[Stored data entries]
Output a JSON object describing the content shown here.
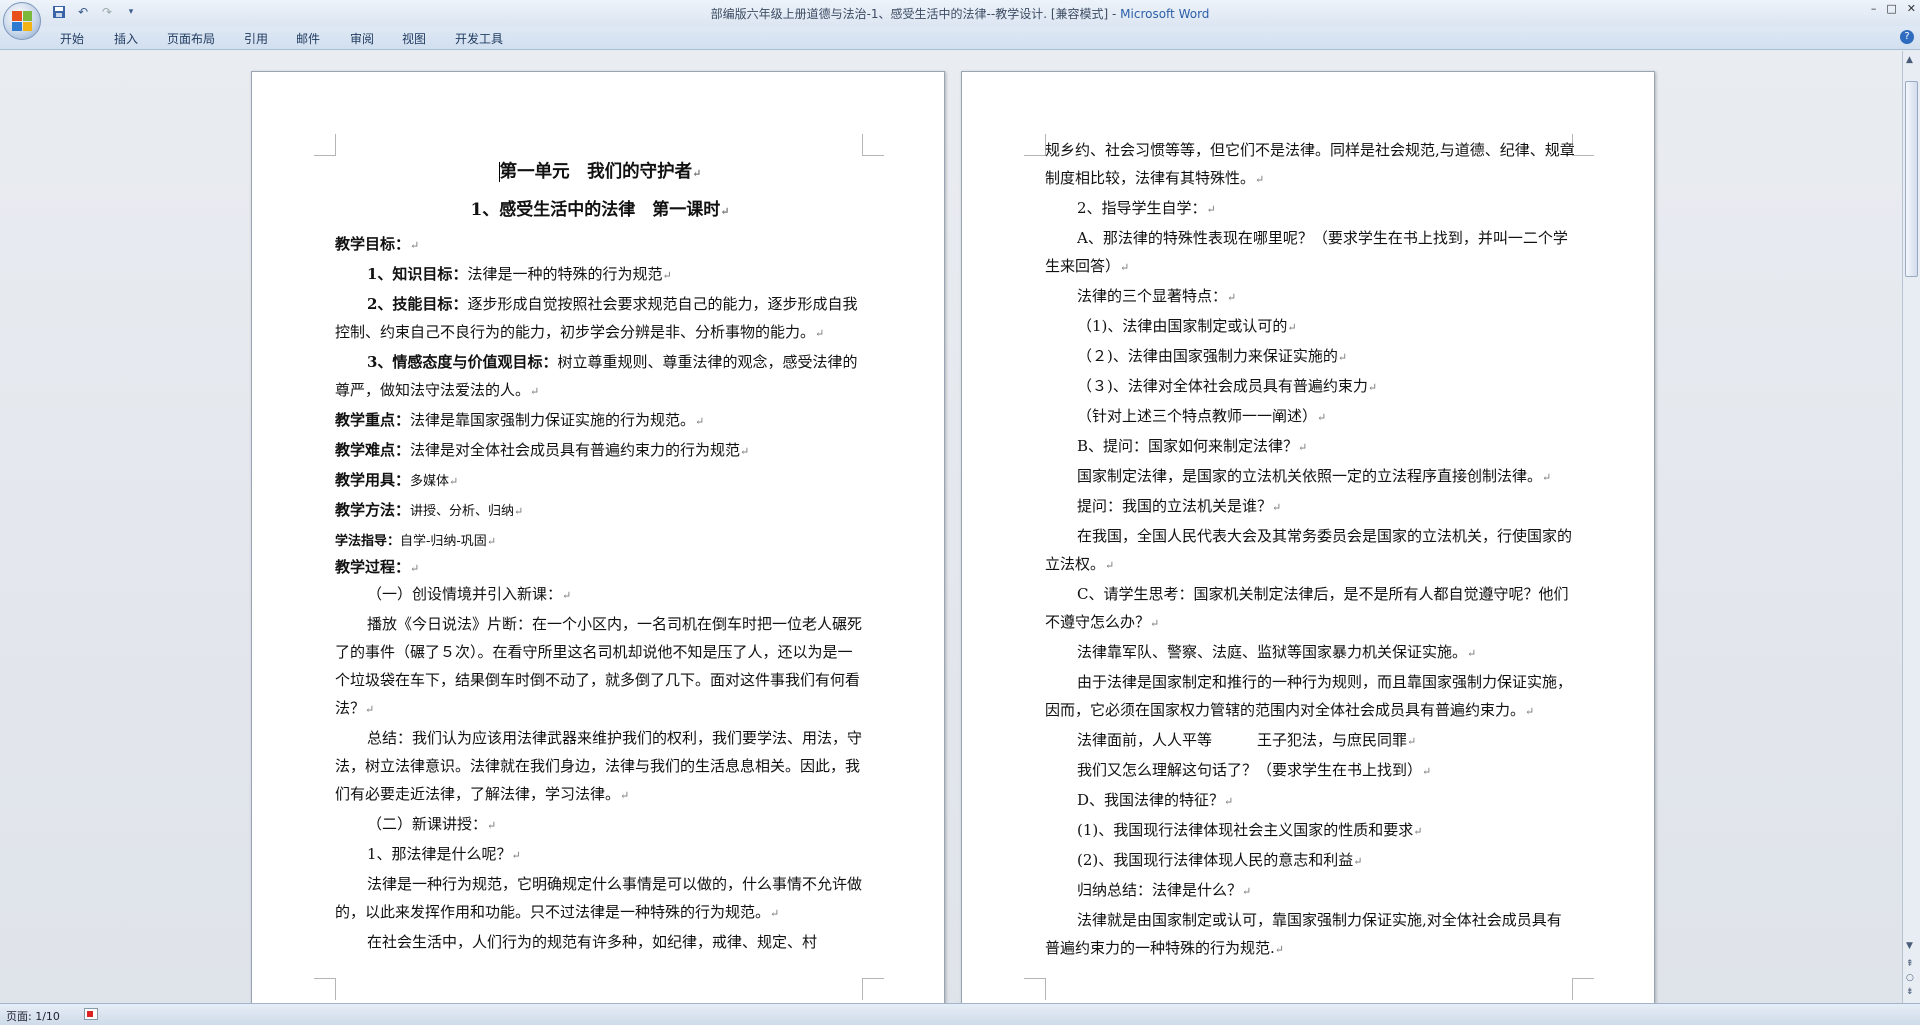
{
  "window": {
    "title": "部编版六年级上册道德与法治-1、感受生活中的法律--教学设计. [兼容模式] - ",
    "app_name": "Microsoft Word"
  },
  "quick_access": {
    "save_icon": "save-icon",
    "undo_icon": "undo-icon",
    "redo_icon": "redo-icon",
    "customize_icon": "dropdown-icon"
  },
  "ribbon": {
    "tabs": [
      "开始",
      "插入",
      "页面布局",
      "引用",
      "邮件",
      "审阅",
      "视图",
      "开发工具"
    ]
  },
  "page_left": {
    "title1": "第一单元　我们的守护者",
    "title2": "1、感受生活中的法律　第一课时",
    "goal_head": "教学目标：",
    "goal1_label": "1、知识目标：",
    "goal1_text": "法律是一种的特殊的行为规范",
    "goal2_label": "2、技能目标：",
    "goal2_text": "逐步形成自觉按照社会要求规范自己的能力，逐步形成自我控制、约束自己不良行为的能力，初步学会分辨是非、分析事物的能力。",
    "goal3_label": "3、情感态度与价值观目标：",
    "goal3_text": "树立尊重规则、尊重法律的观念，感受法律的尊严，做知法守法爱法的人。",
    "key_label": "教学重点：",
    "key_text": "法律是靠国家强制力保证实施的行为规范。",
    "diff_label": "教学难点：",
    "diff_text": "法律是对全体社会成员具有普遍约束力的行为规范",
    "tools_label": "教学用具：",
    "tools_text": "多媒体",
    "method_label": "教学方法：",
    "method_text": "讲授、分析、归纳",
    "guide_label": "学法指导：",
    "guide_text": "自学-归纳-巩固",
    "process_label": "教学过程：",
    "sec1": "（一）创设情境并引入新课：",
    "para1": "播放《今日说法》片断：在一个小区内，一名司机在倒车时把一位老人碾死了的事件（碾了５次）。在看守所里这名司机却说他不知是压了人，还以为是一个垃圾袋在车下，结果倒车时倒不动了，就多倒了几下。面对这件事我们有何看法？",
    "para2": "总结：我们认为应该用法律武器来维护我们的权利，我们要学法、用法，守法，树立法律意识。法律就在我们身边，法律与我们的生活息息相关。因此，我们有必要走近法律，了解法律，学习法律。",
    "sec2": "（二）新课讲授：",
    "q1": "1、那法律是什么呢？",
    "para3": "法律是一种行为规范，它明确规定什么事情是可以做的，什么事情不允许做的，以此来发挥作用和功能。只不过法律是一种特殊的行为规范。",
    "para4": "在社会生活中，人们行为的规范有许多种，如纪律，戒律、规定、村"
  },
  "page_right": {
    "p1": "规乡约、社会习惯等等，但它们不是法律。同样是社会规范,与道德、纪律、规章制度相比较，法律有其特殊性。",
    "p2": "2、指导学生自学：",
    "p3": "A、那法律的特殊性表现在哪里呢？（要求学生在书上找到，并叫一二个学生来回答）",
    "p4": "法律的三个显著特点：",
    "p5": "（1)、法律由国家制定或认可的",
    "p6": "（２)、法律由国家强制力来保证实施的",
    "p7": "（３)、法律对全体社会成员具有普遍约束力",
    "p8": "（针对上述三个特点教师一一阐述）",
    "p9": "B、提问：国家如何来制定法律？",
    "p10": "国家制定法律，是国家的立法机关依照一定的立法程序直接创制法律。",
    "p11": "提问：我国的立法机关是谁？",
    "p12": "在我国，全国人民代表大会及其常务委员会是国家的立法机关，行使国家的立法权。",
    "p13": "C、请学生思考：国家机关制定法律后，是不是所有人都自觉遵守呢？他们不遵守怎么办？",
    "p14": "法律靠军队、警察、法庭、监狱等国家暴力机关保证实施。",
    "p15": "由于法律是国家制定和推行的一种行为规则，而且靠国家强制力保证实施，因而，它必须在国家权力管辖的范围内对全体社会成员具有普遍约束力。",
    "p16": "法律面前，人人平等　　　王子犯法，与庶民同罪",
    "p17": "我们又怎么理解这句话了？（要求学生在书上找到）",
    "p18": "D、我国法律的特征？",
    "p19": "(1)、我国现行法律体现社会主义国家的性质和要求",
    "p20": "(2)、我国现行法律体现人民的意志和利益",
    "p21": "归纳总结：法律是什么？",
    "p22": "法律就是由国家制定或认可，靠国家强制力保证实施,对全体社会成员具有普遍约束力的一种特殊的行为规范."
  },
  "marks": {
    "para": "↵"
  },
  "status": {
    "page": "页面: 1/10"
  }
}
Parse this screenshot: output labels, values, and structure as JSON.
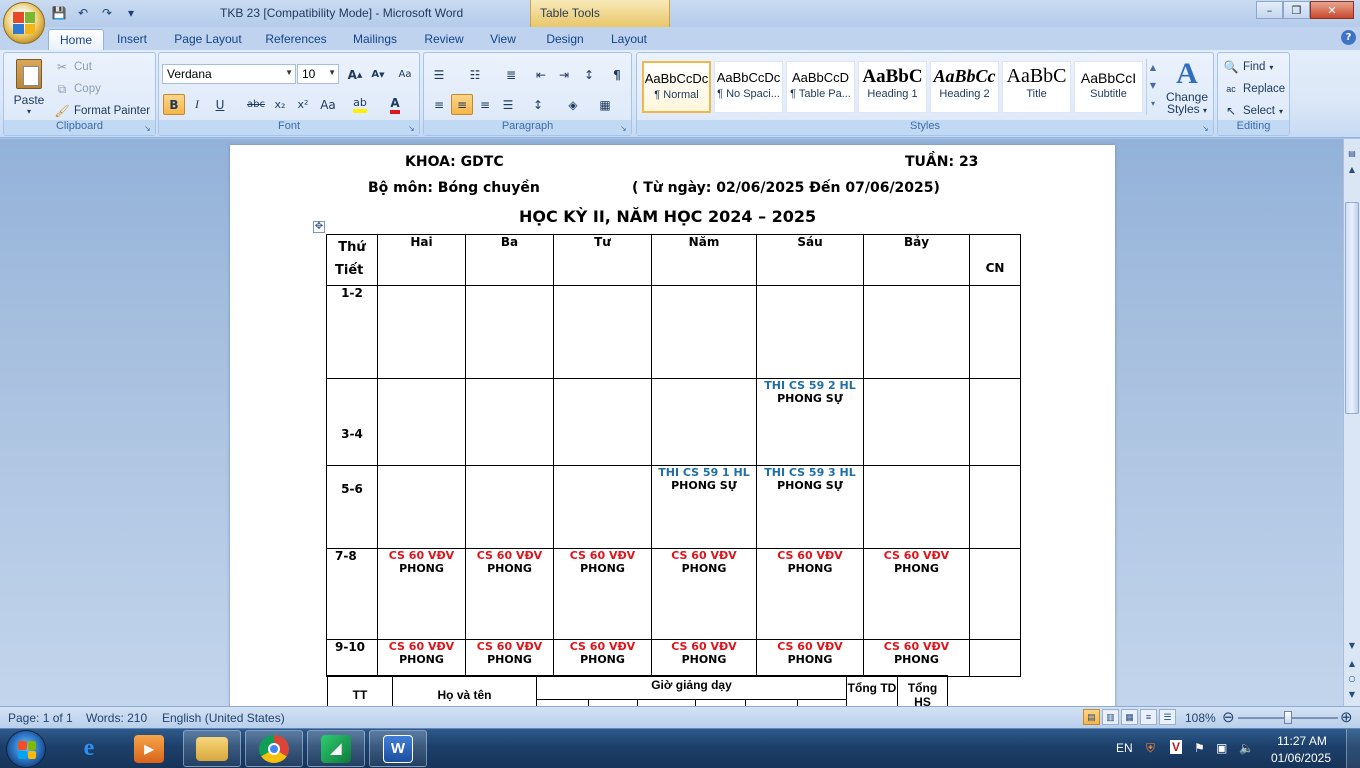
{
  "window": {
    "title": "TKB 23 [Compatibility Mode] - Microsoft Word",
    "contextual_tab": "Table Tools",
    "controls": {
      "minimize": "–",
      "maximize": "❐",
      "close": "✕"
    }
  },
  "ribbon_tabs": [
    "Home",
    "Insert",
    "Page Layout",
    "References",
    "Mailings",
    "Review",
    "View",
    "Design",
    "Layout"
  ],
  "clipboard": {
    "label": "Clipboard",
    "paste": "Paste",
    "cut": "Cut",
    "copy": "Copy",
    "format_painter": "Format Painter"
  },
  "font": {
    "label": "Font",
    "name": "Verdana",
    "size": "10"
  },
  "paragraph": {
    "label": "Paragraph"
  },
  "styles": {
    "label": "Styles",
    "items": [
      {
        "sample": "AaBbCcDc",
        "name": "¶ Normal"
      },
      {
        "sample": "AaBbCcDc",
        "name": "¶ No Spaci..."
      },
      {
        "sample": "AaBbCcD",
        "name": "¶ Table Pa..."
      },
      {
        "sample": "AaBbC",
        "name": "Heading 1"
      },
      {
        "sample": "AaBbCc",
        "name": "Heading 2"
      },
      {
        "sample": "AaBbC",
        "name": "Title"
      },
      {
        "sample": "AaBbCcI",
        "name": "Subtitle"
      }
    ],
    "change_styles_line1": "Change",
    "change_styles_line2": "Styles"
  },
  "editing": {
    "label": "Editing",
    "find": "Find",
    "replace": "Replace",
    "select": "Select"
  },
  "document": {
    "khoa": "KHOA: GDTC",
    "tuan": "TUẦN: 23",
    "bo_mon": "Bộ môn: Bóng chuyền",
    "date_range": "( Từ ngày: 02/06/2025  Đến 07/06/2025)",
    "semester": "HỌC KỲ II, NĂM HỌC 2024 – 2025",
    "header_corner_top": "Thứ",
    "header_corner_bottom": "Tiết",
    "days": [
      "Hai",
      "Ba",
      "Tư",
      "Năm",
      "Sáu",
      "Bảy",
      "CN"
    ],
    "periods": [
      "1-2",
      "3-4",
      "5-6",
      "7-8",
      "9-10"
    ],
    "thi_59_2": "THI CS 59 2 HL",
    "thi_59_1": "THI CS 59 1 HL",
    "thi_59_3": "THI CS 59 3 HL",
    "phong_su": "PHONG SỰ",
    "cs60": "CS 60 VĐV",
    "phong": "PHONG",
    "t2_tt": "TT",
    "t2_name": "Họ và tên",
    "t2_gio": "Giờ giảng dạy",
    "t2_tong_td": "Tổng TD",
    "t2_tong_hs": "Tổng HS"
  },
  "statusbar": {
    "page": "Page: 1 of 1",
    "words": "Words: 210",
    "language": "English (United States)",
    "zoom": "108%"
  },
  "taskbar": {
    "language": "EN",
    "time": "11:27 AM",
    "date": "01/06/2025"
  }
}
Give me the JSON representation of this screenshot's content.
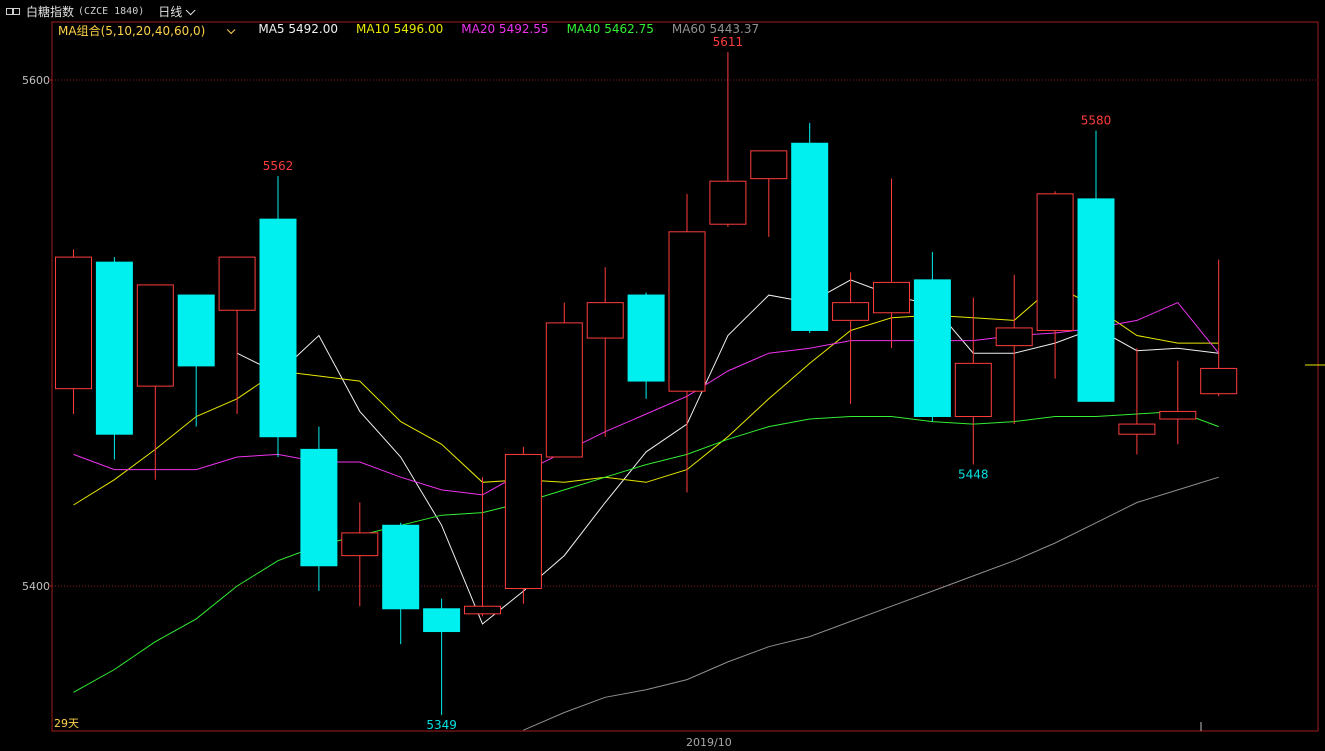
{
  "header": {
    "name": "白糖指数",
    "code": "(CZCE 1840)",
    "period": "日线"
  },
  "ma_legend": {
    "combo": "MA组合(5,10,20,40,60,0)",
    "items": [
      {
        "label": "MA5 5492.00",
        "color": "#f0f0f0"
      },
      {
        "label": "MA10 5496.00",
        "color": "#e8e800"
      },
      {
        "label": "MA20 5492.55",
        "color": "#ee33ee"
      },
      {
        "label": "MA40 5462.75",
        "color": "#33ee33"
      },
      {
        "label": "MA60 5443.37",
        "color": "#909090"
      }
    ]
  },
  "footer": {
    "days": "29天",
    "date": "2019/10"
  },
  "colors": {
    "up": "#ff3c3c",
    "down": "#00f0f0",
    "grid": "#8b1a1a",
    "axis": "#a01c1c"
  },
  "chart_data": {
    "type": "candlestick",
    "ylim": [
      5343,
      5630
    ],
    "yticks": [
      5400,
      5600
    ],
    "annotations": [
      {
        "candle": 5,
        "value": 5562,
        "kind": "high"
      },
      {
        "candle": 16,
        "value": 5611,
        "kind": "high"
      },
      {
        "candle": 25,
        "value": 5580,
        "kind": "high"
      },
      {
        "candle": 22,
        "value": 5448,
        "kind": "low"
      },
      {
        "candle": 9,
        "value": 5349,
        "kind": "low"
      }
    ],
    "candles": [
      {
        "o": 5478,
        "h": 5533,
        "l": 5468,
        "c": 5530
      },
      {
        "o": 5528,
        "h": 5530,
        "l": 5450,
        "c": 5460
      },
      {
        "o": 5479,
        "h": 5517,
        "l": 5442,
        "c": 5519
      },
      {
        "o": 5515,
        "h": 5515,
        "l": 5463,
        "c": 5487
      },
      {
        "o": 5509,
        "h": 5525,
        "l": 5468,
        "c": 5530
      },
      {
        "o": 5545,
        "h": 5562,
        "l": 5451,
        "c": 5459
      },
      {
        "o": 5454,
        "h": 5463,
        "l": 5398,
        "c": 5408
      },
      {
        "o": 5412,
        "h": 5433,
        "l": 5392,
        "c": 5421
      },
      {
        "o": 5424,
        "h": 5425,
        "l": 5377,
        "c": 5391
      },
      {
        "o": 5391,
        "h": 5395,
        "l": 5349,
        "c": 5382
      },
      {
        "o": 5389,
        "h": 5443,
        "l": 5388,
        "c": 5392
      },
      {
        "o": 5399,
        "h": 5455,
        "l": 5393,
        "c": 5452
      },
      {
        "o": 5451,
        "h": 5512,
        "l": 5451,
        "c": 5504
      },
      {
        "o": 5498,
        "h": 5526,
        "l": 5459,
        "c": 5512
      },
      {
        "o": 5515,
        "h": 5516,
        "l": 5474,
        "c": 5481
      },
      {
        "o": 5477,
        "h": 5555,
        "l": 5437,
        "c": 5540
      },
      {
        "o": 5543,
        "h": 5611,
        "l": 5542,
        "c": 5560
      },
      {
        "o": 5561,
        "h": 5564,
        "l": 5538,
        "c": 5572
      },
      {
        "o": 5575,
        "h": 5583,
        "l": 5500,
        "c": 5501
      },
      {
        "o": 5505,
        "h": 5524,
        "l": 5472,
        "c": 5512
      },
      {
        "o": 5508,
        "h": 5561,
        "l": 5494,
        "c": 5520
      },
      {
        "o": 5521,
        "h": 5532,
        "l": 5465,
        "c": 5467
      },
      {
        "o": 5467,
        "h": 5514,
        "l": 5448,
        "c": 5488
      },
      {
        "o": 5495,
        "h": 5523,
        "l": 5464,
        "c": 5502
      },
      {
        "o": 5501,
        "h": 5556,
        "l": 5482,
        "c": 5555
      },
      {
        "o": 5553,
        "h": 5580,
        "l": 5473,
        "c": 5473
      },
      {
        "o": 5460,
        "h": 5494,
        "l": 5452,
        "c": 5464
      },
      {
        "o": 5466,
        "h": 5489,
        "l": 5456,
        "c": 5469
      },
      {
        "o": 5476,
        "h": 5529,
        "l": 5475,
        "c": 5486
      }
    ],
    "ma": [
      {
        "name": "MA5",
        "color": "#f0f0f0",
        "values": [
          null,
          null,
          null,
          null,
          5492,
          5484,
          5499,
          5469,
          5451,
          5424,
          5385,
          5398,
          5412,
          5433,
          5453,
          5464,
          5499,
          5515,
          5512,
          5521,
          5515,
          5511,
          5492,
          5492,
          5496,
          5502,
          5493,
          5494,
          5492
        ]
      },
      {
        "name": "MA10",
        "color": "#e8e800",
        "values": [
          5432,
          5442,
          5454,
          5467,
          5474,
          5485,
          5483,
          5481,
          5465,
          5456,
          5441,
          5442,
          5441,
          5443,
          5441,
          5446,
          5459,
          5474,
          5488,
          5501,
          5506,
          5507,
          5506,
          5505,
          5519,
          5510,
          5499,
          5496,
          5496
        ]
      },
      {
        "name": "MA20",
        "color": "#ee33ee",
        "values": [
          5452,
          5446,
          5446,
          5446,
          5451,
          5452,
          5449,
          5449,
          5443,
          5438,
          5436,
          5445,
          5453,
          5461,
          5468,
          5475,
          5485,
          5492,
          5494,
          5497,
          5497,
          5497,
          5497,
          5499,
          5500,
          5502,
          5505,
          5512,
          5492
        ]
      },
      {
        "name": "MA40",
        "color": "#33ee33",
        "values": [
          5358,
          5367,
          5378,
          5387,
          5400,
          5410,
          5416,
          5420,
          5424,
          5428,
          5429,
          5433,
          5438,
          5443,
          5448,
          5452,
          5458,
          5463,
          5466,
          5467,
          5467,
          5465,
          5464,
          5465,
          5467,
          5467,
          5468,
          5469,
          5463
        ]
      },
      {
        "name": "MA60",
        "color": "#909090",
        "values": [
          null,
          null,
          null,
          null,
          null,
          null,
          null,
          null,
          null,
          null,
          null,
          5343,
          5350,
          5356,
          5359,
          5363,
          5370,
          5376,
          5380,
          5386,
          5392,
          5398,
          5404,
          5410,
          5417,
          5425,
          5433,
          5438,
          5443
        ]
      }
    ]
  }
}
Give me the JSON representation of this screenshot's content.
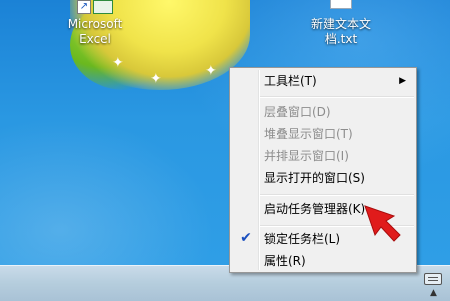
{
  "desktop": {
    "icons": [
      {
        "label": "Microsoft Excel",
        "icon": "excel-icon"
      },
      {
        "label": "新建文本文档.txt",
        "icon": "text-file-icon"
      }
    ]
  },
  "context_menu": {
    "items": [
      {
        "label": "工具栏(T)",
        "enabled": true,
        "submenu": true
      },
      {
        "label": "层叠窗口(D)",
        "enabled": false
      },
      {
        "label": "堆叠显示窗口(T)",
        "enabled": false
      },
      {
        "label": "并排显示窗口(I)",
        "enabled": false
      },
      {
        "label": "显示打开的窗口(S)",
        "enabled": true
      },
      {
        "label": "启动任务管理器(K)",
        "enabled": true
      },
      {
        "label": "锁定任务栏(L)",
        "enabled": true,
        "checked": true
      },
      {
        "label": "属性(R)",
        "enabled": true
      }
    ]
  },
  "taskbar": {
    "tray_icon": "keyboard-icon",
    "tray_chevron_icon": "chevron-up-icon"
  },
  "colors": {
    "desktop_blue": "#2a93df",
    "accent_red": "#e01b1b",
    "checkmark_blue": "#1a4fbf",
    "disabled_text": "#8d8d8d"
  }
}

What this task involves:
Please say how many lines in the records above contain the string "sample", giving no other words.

Solution to this problem:
7